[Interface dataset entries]
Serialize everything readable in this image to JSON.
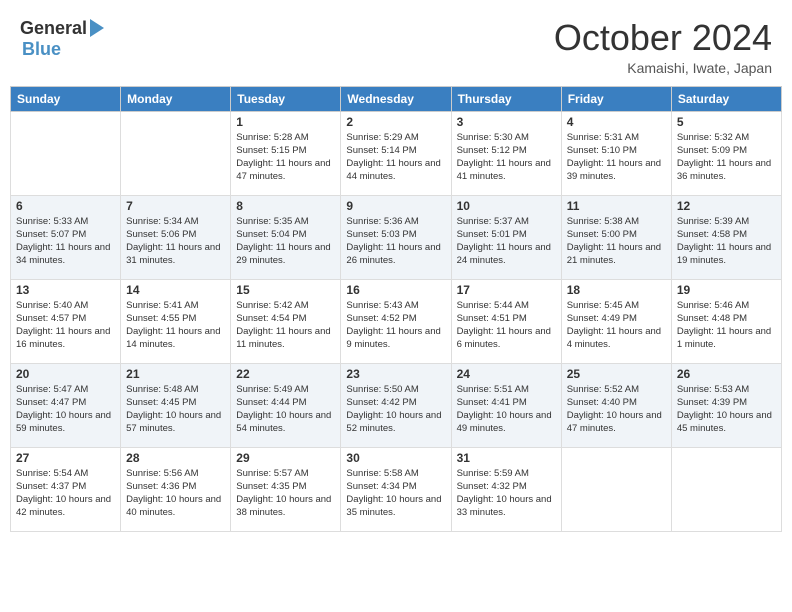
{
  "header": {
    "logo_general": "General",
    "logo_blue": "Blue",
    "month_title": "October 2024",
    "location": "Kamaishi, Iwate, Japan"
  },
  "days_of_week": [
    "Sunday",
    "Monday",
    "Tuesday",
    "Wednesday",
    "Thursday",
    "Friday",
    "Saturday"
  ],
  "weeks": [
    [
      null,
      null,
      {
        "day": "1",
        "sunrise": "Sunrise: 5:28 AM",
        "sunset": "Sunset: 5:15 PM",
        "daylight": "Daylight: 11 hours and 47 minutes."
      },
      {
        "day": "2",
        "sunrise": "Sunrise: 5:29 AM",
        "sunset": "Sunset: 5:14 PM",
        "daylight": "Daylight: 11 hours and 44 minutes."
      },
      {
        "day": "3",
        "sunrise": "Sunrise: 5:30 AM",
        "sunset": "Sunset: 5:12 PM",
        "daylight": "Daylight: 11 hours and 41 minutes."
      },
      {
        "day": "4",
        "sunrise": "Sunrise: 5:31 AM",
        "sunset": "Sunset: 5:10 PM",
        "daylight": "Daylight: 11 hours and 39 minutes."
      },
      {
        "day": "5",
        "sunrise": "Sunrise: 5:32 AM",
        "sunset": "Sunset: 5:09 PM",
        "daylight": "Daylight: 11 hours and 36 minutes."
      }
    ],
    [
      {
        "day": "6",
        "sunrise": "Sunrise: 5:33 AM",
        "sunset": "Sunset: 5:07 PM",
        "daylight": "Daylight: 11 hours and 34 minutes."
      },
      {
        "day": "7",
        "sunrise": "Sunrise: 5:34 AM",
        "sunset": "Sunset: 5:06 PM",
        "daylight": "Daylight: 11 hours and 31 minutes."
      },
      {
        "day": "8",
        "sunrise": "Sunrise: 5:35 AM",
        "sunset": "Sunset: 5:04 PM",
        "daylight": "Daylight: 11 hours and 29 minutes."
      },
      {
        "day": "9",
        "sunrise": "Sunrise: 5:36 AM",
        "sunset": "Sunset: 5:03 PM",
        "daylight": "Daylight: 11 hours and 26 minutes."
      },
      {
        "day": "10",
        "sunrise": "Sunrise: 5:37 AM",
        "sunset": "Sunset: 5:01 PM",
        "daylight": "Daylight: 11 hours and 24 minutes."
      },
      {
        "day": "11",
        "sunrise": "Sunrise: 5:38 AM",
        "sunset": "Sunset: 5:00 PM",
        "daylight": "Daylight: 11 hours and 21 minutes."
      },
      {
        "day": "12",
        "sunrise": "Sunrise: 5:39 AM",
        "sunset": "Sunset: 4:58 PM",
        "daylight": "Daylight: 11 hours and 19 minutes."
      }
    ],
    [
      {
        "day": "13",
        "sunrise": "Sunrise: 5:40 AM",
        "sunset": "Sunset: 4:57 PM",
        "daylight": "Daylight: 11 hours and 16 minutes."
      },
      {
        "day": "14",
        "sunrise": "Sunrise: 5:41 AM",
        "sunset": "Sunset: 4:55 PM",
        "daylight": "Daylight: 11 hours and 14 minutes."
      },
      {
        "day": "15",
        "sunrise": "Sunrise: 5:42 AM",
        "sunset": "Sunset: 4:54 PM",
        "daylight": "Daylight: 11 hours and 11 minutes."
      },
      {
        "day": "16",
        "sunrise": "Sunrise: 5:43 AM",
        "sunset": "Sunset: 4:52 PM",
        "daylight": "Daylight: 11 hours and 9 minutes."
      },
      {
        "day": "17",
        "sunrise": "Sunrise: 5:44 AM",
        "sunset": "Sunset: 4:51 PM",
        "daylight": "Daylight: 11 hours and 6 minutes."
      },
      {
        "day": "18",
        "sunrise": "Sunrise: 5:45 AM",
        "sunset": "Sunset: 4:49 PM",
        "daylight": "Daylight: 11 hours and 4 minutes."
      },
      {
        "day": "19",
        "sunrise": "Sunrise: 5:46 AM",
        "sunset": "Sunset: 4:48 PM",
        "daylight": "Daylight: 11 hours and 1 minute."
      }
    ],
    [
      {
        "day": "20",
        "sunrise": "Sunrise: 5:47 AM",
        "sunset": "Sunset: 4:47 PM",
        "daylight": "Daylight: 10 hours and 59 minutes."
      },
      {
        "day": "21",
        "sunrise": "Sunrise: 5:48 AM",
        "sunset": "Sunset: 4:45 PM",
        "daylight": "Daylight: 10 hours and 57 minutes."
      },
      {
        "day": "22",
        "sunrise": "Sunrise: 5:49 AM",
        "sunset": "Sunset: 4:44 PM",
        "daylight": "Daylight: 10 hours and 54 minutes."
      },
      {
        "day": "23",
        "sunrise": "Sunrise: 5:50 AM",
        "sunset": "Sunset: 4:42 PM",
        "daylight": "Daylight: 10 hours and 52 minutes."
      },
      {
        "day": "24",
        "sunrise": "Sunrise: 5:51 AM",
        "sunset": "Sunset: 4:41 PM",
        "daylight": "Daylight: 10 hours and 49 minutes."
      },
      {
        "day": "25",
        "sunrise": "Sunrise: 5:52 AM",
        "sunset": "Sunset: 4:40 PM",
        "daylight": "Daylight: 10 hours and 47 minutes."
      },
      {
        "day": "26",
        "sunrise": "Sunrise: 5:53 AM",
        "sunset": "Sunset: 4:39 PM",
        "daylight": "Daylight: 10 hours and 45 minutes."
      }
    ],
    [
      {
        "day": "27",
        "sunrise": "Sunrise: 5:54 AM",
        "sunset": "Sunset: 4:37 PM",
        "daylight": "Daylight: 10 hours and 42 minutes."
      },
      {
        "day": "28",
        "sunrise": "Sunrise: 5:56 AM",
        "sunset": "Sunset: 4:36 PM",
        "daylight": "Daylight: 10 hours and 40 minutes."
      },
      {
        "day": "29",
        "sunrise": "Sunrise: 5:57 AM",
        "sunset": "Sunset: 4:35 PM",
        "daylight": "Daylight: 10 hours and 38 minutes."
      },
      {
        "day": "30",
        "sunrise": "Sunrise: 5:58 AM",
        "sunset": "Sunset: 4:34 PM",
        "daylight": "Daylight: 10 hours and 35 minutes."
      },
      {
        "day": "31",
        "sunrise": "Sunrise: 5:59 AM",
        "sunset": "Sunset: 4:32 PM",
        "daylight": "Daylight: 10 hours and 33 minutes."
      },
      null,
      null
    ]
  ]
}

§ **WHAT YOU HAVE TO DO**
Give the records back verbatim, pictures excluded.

§ **TASK RESPONSE**
Serialize everything readable in this image to JSON.
{
  "header": {
    "logo_general": "General",
    "logo_blue": "Blue",
    "month_title": "October 2024",
    "location": "Kamaishi, Iwate, Japan"
  },
  "days_of_week": [
    "Sunday",
    "Monday",
    "Tuesday",
    "Wednesday",
    "Thursday",
    "Friday",
    "Saturday"
  ],
  "weeks": [
    [
      null,
      null,
      {
        "day": "1",
        "sunrise": "Sunrise: 5:28 AM",
        "sunset": "Sunset: 5:15 PM",
        "daylight": "Daylight: 11 hours and 47 minutes."
      },
      {
        "day": "2",
        "sunrise": "Sunrise: 5:29 AM",
        "sunset": "Sunset: 5:14 PM",
        "daylight": "Daylight: 11 hours and 44 minutes."
      },
      {
        "day": "3",
        "sunrise": "Sunrise: 5:30 AM",
        "sunset": "Sunset: 5:12 PM",
        "daylight": "Daylight: 11 hours and 41 minutes."
      },
      {
        "day": "4",
        "sunrise": "Sunrise: 5:31 AM",
        "sunset": "Sunset: 5:10 PM",
        "daylight": "Daylight: 11 hours and 39 minutes."
      },
      {
        "day": "5",
        "sunrise": "Sunrise: 5:32 AM",
        "sunset": "Sunset: 5:09 PM",
        "daylight": "Daylight: 11 hours and 36 minutes."
      }
    ],
    [
      {
        "day": "6",
        "sunrise": "Sunrise: 5:33 AM",
        "sunset": "Sunset: 5:07 PM",
        "daylight": "Daylight: 11 hours and 34 minutes."
      },
      {
        "day": "7",
        "sunrise": "Sunrise: 5:34 AM",
        "sunset": "Sunset: 5:06 PM",
        "daylight": "Daylight: 11 hours and 31 minutes."
      },
      {
        "day": "8",
        "sunrise": "Sunrise: 5:35 AM",
        "sunset": "Sunset: 5:04 PM",
        "daylight": "Daylight: 11 hours and 29 minutes."
      },
      {
        "day": "9",
        "sunrise": "Sunrise: 5:36 AM",
        "sunset": "Sunset: 5:03 PM",
        "daylight": "Daylight: 11 hours and 26 minutes."
      },
      {
        "day": "10",
        "sunrise": "Sunrise: 5:37 AM",
        "sunset": "Sunset: 5:01 PM",
        "daylight": "Daylight: 11 hours and 24 minutes."
      },
      {
        "day": "11",
        "sunrise": "Sunrise: 5:38 AM",
        "sunset": "Sunset: 5:00 PM",
        "daylight": "Daylight: 11 hours and 21 minutes."
      },
      {
        "day": "12",
        "sunrise": "Sunrise: 5:39 AM",
        "sunset": "Sunset: 4:58 PM",
        "daylight": "Daylight: 11 hours and 19 minutes."
      }
    ],
    [
      {
        "day": "13",
        "sunrise": "Sunrise: 5:40 AM",
        "sunset": "Sunset: 4:57 PM",
        "daylight": "Daylight: 11 hours and 16 minutes."
      },
      {
        "day": "14",
        "sunrise": "Sunrise: 5:41 AM",
        "sunset": "Sunset: 4:55 PM",
        "daylight": "Daylight: 11 hours and 14 minutes."
      },
      {
        "day": "15",
        "sunrise": "Sunrise: 5:42 AM",
        "sunset": "Sunset: 4:54 PM",
        "daylight": "Daylight: 11 hours and 11 minutes."
      },
      {
        "day": "16",
        "sunrise": "Sunrise: 5:43 AM",
        "sunset": "Sunset: 4:52 PM",
        "daylight": "Daylight: 11 hours and 9 minutes."
      },
      {
        "day": "17",
        "sunrise": "Sunrise: 5:44 AM",
        "sunset": "Sunset: 4:51 PM",
        "daylight": "Daylight: 11 hours and 6 minutes."
      },
      {
        "day": "18",
        "sunrise": "Sunrise: 5:45 AM",
        "sunset": "Sunset: 4:49 PM",
        "daylight": "Daylight: 11 hours and 4 minutes."
      },
      {
        "day": "19",
        "sunrise": "Sunrise: 5:46 AM",
        "sunset": "Sunset: 4:48 PM",
        "daylight": "Daylight: 11 hours and 1 minute."
      }
    ],
    [
      {
        "day": "20",
        "sunrise": "Sunrise: 5:47 AM",
        "sunset": "Sunset: 4:47 PM",
        "daylight": "Daylight: 10 hours and 59 minutes."
      },
      {
        "day": "21",
        "sunrise": "Sunrise: 5:48 AM",
        "sunset": "Sunset: 4:45 PM",
        "daylight": "Daylight: 10 hours and 57 minutes."
      },
      {
        "day": "22",
        "sunrise": "Sunrise: 5:49 AM",
        "sunset": "Sunset: 4:44 PM",
        "daylight": "Daylight: 10 hours and 54 minutes."
      },
      {
        "day": "23",
        "sunrise": "Sunrise: 5:50 AM",
        "sunset": "Sunset: 4:42 PM",
        "daylight": "Daylight: 10 hours and 52 minutes."
      },
      {
        "day": "24",
        "sunrise": "Sunrise: 5:51 AM",
        "sunset": "Sunset: 4:41 PM",
        "daylight": "Daylight: 10 hours and 49 minutes."
      },
      {
        "day": "25",
        "sunrise": "Sunrise: 5:52 AM",
        "sunset": "Sunset: 4:40 PM",
        "daylight": "Daylight: 10 hours and 47 minutes."
      },
      {
        "day": "26",
        "sunrise": "Sunrise: 5:53 AM",
        "sunset": "Sunset: 4:39 PM",
        "daylight": "Daylight: 10 hours and 45 minutes."
      }
    ],
    [
      {
        "day": "27",
        "sunrise": "Sunrise: 5:54 AM",
        "sunset": "Sunset: 4:37 PM",
        "daylight": "Daylight: 10 hours and 42 minutes."
      },
      {
        "day": "28",
        "sunrise": "Sunrise: 5:56 AM",
        "sunset": "Sunset: 4:36 PM",
        "daylight": "Daylight: 10 hours and 40 minutes."
      },
      {
        "day": "29",
        "sunrise": "Sunrise: 5:57 AM",
        "sunset": "Sunset: 4:35 PM",
        "daylight": "Daylight: 10 hours and 38 minutes."
      },
      {
        "day": "30",
        "sunrise": "Sunrise: 5:58 AM",
        "sunset": "Sunset: 4:34 PM",
        "daylight": "Daylight: 10 hours and 35 minutes."
      },
      {
        "day": "31",
        "sunrise": "Sunrise: 5:59 AM",
        "sunset": "Sunset: 4:32 PM",
        "daylight": "Daylight: 10 hours and 33 minutes."
      },
      null,
      null
    ]
  ]
}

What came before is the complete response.